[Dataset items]
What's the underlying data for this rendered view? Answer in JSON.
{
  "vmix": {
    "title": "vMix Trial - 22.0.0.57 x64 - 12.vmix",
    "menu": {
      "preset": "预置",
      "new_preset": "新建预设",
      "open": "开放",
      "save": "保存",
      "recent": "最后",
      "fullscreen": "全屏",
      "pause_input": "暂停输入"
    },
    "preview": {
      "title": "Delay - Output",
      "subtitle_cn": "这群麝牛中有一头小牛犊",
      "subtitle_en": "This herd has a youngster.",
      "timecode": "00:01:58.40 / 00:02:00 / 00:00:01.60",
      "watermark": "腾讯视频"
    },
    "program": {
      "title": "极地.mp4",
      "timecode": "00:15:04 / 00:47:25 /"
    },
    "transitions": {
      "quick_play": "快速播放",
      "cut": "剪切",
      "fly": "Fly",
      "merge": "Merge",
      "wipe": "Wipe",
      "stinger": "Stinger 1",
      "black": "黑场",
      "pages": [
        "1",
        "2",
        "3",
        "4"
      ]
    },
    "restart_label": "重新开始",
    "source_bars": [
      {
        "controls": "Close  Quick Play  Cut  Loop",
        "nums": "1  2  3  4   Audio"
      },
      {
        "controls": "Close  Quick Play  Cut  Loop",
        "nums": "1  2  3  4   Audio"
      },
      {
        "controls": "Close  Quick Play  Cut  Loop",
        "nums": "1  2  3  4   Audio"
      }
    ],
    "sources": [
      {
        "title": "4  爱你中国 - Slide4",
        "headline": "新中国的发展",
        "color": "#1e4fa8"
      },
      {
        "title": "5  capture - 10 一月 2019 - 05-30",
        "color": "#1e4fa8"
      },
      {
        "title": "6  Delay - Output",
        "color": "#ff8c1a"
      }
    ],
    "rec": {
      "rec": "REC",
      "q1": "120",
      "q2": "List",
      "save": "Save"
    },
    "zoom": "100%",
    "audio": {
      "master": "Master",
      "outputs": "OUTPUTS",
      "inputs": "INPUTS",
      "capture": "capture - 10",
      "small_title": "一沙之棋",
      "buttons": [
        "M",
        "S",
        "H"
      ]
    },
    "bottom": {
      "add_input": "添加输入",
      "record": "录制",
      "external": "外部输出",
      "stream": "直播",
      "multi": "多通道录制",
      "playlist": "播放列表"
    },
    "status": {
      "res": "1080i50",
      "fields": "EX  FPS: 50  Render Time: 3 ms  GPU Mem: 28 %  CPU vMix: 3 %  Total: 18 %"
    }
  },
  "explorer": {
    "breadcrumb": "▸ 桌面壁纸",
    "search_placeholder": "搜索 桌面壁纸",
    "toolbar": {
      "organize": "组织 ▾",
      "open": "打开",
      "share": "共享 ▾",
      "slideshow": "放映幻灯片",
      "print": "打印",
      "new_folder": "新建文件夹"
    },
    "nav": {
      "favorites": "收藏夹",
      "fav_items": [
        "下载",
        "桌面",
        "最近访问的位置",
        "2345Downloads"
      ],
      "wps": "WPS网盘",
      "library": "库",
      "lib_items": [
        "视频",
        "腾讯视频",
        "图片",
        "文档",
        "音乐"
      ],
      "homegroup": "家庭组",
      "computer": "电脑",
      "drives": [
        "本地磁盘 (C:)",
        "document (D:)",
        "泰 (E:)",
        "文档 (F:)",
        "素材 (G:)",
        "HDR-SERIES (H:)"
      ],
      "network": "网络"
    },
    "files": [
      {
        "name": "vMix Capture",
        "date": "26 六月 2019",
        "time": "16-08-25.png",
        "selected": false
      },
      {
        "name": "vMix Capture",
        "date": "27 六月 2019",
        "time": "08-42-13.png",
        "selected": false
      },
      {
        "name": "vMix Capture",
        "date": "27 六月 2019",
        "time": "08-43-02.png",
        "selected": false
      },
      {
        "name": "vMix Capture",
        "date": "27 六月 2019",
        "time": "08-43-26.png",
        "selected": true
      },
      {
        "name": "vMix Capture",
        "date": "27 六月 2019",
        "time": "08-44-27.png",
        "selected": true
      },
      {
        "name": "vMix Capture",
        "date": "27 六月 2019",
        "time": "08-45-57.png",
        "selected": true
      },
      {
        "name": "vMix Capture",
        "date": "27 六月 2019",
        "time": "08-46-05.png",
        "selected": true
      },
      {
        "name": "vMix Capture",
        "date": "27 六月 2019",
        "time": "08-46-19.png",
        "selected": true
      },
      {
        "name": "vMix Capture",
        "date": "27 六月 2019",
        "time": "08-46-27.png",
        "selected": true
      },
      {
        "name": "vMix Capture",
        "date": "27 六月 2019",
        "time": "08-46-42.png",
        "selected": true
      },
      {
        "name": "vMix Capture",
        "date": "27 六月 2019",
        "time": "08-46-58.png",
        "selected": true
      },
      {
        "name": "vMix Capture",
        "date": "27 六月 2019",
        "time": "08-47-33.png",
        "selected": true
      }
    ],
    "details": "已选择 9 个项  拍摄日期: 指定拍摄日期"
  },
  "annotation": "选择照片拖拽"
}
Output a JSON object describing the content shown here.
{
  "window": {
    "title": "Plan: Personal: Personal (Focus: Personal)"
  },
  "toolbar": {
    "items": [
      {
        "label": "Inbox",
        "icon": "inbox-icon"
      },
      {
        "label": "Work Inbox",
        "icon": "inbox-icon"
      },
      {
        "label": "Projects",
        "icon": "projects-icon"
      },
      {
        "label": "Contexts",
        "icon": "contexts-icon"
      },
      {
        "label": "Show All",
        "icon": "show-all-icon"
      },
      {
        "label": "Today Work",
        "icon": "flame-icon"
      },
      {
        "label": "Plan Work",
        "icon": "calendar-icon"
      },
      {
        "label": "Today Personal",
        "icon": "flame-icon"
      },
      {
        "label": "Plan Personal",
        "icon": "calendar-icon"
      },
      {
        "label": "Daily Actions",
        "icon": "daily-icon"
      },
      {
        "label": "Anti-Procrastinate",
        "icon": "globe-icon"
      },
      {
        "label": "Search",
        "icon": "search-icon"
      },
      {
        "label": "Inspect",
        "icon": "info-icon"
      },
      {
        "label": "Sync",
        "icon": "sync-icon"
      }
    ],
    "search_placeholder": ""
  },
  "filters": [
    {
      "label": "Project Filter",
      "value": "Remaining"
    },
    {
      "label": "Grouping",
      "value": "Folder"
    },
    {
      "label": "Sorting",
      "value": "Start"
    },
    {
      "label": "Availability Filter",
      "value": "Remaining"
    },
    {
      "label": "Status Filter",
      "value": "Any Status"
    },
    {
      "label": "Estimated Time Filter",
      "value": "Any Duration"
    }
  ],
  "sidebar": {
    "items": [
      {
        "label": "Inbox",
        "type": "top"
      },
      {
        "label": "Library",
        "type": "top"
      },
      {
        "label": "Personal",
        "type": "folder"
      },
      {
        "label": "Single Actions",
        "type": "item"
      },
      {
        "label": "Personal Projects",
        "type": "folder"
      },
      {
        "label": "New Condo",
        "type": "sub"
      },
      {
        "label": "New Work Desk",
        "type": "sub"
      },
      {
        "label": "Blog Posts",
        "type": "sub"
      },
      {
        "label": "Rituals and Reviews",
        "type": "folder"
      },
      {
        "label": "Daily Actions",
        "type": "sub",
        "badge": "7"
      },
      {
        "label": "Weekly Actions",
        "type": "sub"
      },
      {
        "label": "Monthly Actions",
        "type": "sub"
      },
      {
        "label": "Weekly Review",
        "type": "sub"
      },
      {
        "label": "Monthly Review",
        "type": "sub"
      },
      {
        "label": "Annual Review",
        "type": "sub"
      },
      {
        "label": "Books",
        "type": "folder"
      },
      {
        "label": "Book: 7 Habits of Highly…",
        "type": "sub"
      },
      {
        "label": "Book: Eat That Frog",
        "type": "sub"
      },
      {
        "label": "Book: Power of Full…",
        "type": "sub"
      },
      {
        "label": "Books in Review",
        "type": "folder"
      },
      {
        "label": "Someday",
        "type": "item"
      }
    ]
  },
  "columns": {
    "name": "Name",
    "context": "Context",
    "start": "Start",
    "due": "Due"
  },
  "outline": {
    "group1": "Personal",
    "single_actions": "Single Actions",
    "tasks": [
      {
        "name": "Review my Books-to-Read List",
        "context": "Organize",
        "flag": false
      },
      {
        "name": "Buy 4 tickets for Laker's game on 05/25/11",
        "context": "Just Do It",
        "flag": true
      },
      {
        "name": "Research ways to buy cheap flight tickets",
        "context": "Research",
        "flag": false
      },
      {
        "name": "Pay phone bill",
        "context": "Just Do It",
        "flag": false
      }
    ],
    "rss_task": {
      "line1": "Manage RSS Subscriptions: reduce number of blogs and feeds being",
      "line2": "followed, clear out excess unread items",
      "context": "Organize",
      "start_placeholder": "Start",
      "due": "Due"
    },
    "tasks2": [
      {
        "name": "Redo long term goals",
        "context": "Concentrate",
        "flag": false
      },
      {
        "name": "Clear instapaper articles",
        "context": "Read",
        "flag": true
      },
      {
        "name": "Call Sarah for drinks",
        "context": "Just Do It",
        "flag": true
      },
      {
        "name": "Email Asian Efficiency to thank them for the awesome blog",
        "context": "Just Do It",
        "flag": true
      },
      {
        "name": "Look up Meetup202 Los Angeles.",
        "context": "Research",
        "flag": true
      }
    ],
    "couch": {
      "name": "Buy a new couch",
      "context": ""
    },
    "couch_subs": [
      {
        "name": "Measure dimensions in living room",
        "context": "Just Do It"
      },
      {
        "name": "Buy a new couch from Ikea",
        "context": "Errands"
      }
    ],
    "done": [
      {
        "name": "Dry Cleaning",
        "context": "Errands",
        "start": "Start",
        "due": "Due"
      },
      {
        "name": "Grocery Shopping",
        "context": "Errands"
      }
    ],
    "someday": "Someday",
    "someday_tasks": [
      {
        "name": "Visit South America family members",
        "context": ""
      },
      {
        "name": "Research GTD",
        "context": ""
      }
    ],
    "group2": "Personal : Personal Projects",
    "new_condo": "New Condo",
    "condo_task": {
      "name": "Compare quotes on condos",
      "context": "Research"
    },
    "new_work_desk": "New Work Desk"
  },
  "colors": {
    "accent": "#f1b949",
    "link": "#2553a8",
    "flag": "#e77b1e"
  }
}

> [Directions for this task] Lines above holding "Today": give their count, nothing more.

> [Response to this task] 2